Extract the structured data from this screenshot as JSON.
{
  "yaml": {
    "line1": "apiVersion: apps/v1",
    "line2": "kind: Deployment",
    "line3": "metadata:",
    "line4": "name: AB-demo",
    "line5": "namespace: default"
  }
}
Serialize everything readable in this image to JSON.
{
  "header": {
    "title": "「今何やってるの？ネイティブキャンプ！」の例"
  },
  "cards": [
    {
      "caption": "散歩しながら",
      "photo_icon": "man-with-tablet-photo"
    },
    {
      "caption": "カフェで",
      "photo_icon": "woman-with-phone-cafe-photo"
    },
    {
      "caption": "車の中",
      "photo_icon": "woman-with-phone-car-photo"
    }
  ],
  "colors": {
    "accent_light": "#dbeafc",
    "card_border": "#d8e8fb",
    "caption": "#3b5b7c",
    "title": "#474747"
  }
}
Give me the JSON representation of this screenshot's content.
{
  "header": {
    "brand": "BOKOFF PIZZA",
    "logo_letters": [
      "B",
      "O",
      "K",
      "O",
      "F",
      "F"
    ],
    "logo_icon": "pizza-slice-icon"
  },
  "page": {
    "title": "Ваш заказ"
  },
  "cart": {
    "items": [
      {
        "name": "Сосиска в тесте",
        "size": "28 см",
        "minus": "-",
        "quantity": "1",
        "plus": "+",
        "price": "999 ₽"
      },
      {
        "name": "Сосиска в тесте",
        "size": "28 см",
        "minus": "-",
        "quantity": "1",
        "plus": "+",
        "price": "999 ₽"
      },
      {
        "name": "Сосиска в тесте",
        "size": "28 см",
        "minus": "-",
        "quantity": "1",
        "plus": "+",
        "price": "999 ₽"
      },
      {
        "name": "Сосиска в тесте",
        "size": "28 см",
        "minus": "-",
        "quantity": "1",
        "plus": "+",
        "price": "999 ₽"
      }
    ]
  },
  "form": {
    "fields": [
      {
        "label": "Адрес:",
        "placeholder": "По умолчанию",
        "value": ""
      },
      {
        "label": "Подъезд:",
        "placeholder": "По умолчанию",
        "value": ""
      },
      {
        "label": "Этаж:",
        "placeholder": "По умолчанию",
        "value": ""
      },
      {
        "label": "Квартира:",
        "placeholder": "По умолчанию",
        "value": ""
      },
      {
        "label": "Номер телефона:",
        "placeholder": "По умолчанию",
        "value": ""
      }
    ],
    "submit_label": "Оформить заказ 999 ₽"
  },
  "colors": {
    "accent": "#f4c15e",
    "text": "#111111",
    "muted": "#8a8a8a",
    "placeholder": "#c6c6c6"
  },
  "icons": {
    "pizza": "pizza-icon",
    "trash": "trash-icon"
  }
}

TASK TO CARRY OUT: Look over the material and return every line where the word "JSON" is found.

RESPONSE:
Extract the structured data from this screenshot as JSON.
Serialize everything readable in this image to JSON.
Give me the JSON representation of this screenshot's content.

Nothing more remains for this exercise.